§ **Page and application data records**:
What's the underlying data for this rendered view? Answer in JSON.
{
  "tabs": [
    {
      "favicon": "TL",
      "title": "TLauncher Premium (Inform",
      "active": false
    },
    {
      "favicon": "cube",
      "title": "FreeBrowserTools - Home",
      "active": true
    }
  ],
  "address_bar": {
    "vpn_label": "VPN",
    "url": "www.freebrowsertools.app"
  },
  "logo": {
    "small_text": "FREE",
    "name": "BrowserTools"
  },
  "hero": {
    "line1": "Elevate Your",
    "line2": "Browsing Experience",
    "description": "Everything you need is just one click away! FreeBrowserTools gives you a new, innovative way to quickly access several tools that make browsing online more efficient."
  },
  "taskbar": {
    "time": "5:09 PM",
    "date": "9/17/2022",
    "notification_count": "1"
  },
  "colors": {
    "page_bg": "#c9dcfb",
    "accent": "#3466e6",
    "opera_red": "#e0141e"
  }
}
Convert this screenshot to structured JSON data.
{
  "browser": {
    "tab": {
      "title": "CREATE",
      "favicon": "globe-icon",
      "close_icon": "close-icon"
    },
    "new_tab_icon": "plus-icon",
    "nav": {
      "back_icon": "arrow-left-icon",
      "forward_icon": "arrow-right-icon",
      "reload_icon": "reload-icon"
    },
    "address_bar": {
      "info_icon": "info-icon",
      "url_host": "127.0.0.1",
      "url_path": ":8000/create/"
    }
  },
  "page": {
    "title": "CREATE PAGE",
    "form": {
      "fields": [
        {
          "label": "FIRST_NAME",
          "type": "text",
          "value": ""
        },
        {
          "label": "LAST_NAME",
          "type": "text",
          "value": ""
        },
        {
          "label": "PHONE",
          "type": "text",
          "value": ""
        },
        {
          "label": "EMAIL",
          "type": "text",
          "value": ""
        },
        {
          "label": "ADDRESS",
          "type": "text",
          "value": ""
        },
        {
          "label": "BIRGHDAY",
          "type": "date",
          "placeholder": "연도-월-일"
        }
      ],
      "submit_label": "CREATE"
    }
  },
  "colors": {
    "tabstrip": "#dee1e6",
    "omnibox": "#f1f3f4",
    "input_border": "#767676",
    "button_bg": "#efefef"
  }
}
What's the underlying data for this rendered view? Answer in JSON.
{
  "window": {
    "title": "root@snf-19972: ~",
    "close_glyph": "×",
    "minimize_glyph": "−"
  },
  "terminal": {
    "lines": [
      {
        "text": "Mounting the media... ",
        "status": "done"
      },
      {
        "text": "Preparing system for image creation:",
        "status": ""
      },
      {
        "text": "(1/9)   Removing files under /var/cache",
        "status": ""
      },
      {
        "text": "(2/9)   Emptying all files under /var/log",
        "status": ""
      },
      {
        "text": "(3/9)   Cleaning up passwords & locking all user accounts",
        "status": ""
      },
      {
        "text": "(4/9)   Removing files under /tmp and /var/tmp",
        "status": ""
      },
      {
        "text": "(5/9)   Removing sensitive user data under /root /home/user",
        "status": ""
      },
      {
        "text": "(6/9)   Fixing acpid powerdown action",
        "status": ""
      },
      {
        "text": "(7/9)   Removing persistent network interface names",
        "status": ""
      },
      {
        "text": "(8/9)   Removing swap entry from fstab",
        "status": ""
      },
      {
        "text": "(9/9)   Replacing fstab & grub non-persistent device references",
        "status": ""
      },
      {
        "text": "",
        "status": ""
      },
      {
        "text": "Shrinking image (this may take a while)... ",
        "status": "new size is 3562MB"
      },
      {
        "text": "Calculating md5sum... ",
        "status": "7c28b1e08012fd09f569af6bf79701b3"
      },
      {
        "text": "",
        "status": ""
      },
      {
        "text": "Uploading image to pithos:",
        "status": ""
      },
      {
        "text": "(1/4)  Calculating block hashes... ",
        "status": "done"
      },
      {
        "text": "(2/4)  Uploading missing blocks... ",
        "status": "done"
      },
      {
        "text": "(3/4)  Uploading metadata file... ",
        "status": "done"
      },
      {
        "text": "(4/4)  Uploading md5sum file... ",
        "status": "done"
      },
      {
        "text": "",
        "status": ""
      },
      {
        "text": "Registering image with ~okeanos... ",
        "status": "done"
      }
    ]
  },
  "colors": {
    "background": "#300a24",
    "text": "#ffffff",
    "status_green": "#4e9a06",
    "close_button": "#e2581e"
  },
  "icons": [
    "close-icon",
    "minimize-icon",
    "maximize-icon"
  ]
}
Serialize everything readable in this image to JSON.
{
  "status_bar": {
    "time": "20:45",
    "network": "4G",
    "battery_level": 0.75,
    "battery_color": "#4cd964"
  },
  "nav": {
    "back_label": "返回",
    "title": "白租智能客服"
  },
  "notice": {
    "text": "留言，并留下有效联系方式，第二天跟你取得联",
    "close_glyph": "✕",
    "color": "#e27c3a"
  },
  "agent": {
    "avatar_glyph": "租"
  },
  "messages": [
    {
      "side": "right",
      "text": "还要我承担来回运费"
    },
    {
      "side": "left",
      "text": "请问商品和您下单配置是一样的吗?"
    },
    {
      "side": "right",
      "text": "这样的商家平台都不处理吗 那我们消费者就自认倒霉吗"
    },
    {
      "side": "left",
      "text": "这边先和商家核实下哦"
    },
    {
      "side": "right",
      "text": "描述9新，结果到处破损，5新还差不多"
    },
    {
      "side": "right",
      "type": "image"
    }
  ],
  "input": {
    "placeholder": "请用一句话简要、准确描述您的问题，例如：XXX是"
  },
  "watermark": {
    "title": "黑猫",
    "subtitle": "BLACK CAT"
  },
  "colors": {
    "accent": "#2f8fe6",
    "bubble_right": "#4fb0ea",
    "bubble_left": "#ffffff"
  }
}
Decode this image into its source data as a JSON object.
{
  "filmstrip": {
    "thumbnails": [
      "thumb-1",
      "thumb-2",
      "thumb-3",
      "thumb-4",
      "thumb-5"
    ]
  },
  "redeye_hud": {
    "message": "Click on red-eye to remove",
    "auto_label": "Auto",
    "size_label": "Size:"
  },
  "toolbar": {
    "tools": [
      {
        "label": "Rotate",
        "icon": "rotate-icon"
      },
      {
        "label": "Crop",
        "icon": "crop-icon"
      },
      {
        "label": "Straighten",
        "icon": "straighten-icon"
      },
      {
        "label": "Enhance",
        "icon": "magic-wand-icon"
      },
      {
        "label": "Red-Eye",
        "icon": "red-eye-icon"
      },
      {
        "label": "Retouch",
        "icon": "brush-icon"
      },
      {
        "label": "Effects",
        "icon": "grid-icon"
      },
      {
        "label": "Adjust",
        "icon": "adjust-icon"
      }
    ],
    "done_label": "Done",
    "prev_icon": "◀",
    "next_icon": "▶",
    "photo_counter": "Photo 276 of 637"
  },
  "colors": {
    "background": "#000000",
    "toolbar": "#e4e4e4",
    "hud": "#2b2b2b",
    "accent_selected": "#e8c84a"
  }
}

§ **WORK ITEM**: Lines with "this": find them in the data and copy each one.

§ **ANSWER BOX**:
What's the underlying data for this rendered view? Answer in JSON.
Convert this screenshot to structured JSON data.
What's the underlying data for this rendered view? Answer in JSON.
        "text": "Shrinking image (this may take a while)... ",
Serialize everything readable in this image to JSON.
Decode this image into its source data as a JSON object.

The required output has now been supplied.